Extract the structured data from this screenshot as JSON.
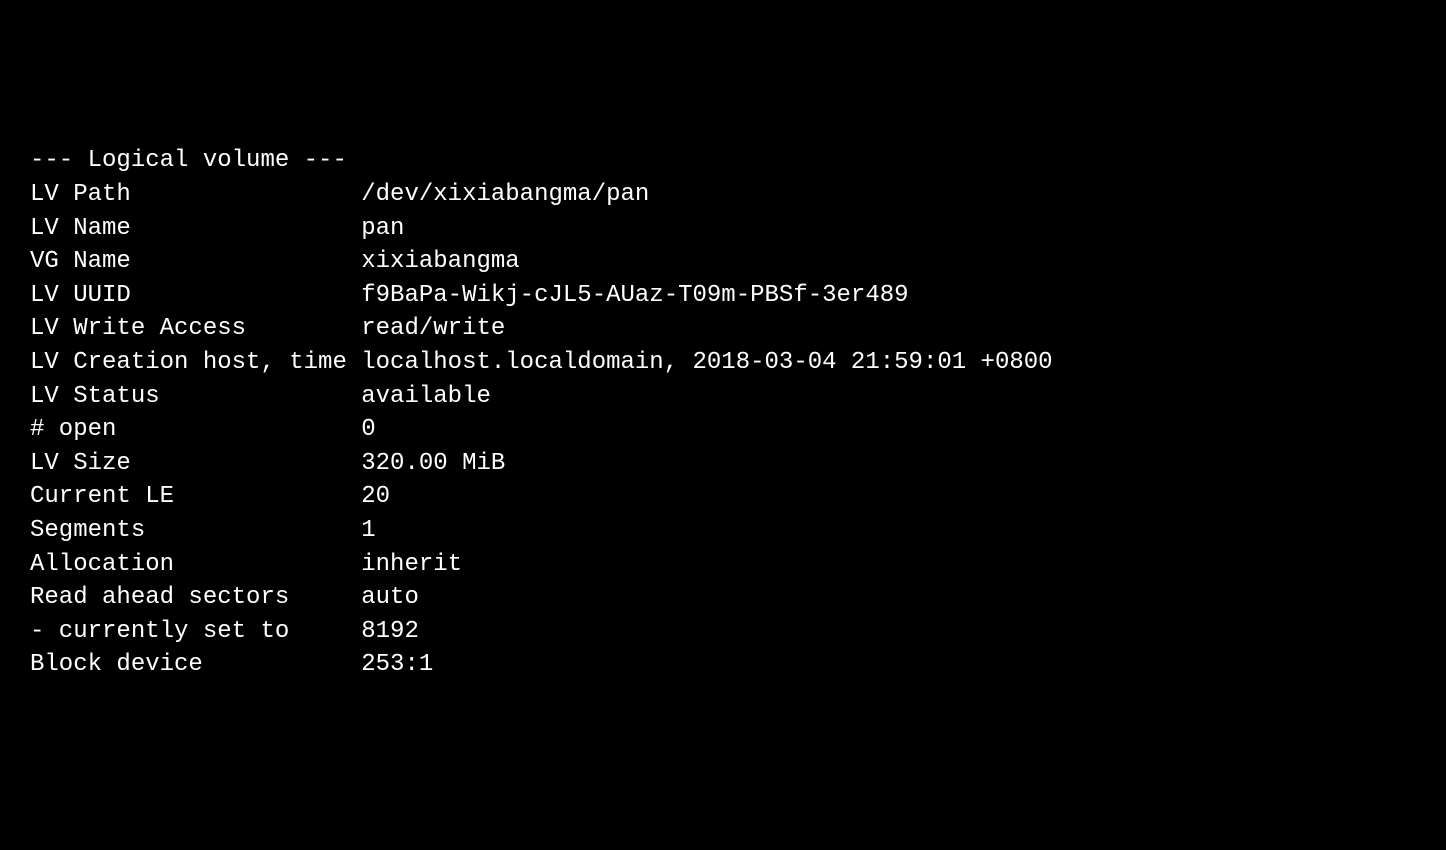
{
  "header": "--- Logical volume ---",
  "rows": [
    {
      "label": "LV Path",
      "value": "/dev/xixiabangma/pan"
    },
    {
      "label": "LV Name",
      "value": "pan"
    },
    {
      "label": "VG Name",
      "value": "xixiabangma"
    },
    {
      "label": "LV UUID",
      "value": "f9BaPa-Wikj-cJL5-AUaz-T09m-PBSf-3er489"
    },
    {
      "label": "LV Write Access",
      "value": "read/write"
    },
    {
      "label": "LV Creation host, time",
      "value": "localhost.localdomain, 2018-03-04 21:59:01 +0800"
    },
    {
      "label": "LV Status",
      "value": "available"
    },
    {
      "label": "# open",
      "value": "0"
    },
    {
      "label": "LV Size",
      "value": "320.00 MiB"
    },
    {
      "label": "Current LE",
      "value": "20"
    },
    {
      "label": "Segments",
      "value": "1"
    },
    {
      "label": "Allocation",
      "value": "inherit"
    },
    {
      "label": "Read ahead sectors",
      "value": "auto"
    },
    {
      "label": "- currently set to",
      "value": "8192"
    },
    {
      "label": "Block device",
      "value": "253:1"
    }
  ]
}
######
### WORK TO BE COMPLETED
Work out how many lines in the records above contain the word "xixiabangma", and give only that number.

### EXERCISE OUTPUT
2